The ultimate fate of the 84-year-old Milford Middle School building could be determined by the time school lets out for the summer.

The ultimate fate of the 84-year-old Milford Middle School building could be determined by the time school lets out for the summer.

The Milford school board voted unanimously Monday to shutter the city’s oldest operating school house at the conclusion of the current school year.

The decision followed a recommendation by a 40-member committee of parents, business leaders, community members and school staff that examined the building’s deteriorating condition and considered whether to close the school.

What has not been determined, however, is what the district will do with the building once it is no longer in use.

School board president Patrick Emory said this week he believes that decision will be made in the next five months.

“The one option in most people’s minds is demolition, but we don’t want to go down that road,” he said. “Mainly, that’s a costly option, at more than $1 million, and all of that (financial) burden would fall on the school district.”

Emory said the board is hoping to find another organization that might be interested in taking over use of the school, if not ownership.

“If we can save and use the building for another purpose, that’s what we want to do,” he said. “And I’m not talking about a private entity, either. I also can tell you there is no interest in selling the property to a private developer or anything like that.”

Emory said any proposal regarding the future of Milford Middle School would be publicly vetted before the school board makes a final decision.

“I think there are a couple of viable options out there, but we’re not ready to discuss them just yet,” he said.

The board’s vote Monday means students in the sixth through eighth grades will attend Milford Central Academy next year, while students in grades 9 through 12 will attend Milford High School.

Superintendent Phyllis Kohel said that transition will likely mean students at the Central Academy will start their school day at 7:30 a.m. while students at the high school start at 8:30 a.m. to accommodate the increased number of buses heading to the schools’ shared campus on Buccaneer Street.

Kohel said space at the two schools would be tight and could necessitate the use of one modular classroom at the academy and two modules at the high school in the short term.

She and Emory said the district has begun the initial steps toward seeking a referendum that could include building additions at the high school and/or the academy.

Kohel said she also is working to ensure that no staff members at the middle school or central academy will lose their jobs as a result of the consolidation.

“We’re hoping to keep as many people as possible in the same positions they have now, so there isn’t a lot of turmoil and frustration” she said.

To date, no plans have been made to formally commemorate the Milford Middle School’s closure this spring.

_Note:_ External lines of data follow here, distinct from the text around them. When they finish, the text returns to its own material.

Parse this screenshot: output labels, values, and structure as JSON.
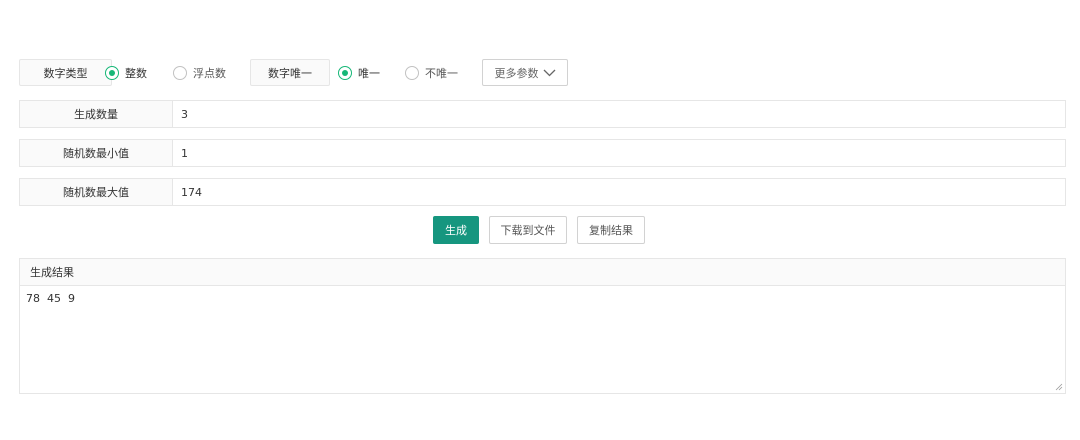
{
  "options": {
    "number_type_label": "数字类型",
    "integer_label": "整数",
    "float_label": "浮点数",
    "unique_label": "数字唯一",
    "unique_yes_label": "唯一",
    "unique_no_label": "不唯一",
    "more_params_label": "更多参数",
    "number_type_selected": "整数",
    "unique_selected": "唯一"
  },
  "fields": {
    "count_label": "生成数量",
    "count_value": "3",
    "min_label": "随机数最小值",
    "min_value": "1",
    "max_label": "随机数最大值",
    "max_value": "174"
  },
  "actions": {
    "generate_label": "生成",
    "download_label": "下载到文件",
    "copy_label": "复制结果"
  },
  "result": {
    "title": "生成结果",
    "text": "78  45  9"
  },
  "colors": {
    "accent": "#16b777",
    "primary_button": "#16967f"
  }
}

“We haven’t gotten that far yet,” Kohel said. “Our focus has been on getting to this point.”

Assistant Principal Mark McDaniel said the impending closure has left some longtime staff members with a tinge of sadness.

“It doesn’t seem to have affected our sixth graders and our seventh graders would be heading on to the Central Academy anyway so I’m not sure if it matters to them all that much,” he said. “But as for the staff, while we’ve all known this day is coming, some of our teachers have been here for decades, and I think it’s a little sorrowful for them. There’s a lot of historic significance here in this building and to see it go, I think, is going to be difficult for some of us.”


It took two votes and a closed-door meeting, but the Milford school board was able to break a deadlock Monday and hire a new supervisor of building and grounds.

Glen Stevenson, the district’s current athletic director, was publicly named to the post Tuesday. His one-year contract is slated to begin Feb. 28.

Stevenson has served in the position on an interim basis since the death of the district operations director Heinz Retzlaff on Oct. 4. The position has since been downgraded to a supervisor position.

On Monday, the school board was presented with two candidates for the job, but deadlocked in a 4-4 vote over which to hire. At the time, the job candidates were identified only as Candidate A and Candidate B.

Following a closed-door meeting, the school board reconvened and voted 5-2 to hire Candidate B, later identified as Stevenson.

School board members Barry Fry and Paul Faulkner cast the two dissenting votes, while Herman Cohee abstained.